### Brief:
Whenever a line in the data holds the string "excerpt", pull that line out.

### Page and application data records:
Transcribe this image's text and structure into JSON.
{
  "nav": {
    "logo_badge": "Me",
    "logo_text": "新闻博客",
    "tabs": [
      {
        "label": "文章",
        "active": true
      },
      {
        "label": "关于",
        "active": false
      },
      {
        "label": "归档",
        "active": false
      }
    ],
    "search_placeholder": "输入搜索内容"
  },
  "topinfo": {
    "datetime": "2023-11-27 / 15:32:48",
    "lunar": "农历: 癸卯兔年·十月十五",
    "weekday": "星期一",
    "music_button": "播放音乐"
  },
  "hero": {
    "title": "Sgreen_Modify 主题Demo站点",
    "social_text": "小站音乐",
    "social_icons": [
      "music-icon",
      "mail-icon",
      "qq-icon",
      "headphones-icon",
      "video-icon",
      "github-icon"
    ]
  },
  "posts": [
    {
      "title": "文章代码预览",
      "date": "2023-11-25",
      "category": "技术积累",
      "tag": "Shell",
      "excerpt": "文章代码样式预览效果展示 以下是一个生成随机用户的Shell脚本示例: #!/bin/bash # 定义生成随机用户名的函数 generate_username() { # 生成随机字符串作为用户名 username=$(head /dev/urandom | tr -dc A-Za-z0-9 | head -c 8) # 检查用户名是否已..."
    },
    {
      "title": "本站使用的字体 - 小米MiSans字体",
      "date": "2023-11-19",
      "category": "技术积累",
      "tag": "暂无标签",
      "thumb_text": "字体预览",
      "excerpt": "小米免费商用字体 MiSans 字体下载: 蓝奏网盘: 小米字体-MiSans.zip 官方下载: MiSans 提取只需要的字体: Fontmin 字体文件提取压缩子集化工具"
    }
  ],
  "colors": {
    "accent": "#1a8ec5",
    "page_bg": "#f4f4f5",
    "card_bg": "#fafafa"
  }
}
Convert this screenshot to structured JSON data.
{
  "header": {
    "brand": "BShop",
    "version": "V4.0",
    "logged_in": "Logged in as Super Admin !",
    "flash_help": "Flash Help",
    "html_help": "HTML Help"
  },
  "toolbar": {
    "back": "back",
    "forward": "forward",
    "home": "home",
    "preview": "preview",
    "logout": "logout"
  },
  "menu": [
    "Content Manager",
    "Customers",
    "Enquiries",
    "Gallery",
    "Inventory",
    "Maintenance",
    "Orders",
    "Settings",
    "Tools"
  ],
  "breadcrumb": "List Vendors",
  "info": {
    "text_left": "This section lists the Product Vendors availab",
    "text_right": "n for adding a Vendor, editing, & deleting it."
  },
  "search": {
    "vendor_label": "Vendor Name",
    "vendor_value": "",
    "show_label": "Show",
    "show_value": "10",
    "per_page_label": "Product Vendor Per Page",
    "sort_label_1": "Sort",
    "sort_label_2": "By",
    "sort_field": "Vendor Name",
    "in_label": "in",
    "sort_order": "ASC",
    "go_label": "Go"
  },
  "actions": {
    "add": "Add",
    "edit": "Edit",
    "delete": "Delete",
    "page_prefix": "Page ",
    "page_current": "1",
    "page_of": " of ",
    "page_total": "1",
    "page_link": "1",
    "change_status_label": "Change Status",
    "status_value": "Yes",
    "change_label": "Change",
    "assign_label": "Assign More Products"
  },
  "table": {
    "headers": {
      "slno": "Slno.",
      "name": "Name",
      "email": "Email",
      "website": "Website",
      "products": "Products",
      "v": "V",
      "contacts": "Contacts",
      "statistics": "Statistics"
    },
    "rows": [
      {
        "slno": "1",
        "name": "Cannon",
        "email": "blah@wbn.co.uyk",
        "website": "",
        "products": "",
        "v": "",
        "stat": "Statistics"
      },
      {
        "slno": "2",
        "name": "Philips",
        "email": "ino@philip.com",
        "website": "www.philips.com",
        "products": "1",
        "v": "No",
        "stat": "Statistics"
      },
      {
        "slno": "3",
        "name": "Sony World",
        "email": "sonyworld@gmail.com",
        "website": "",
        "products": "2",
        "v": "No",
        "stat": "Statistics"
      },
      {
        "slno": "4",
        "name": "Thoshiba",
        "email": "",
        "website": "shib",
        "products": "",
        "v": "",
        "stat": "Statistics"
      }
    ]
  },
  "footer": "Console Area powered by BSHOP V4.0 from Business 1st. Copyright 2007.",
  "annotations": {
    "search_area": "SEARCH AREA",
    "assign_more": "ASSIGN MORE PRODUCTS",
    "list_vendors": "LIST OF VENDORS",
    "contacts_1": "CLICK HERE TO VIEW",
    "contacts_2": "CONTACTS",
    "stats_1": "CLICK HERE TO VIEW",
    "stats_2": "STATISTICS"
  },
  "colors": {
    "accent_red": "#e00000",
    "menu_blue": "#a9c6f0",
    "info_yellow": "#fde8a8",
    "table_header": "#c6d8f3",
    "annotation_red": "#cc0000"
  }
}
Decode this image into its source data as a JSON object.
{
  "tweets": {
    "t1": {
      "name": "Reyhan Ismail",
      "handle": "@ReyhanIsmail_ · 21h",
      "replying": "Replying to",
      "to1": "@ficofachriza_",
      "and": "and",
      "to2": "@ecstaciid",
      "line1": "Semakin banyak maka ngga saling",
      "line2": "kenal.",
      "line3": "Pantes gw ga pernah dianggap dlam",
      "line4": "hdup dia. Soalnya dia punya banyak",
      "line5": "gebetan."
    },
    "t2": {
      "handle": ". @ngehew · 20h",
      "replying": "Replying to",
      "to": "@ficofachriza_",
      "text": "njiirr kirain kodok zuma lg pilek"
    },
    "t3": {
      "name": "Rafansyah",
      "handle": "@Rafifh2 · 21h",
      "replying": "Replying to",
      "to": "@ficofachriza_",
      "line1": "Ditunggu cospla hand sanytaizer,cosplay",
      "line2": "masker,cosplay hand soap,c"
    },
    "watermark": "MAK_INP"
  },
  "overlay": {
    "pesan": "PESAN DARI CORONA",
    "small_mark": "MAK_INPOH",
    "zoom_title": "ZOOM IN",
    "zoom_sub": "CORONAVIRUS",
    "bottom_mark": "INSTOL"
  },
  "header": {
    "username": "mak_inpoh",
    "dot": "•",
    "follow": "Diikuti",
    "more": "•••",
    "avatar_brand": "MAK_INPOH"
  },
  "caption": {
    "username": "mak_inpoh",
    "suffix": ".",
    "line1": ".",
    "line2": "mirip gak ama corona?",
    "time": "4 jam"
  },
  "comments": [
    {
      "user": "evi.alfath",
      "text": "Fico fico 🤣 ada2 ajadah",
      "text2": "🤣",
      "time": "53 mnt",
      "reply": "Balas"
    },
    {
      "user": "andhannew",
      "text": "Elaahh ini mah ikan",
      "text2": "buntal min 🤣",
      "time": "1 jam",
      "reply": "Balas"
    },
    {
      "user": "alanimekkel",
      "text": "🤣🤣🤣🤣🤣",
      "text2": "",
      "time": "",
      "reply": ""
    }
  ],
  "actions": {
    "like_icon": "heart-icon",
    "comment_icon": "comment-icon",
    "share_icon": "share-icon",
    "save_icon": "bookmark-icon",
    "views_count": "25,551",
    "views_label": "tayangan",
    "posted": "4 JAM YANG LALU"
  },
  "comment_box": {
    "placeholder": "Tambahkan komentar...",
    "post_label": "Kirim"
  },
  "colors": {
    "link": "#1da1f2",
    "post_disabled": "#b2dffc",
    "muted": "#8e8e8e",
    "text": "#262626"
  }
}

### The answer:
      "excerpt": "文章代码样式预览效果展示 以下是一个生成随机用户的Shell脚本示例: #!/bin/bash # 定义生成随机用户名的函数 generate_username() { # 生成随机字符串作为用户名 username=$(head /dev/urandom | tr -dc A-Za-z0-9 | head -c 8) # 检查用户名是否已..."
      "excerpt": "小米免费商用字体 MiSans 字体下载: 蓝奏网盘: 小米字体-MiSans.zip 官方下载: MiSans 提取只需要的字体: Fontmin 字体文件提取压缩子集化工具"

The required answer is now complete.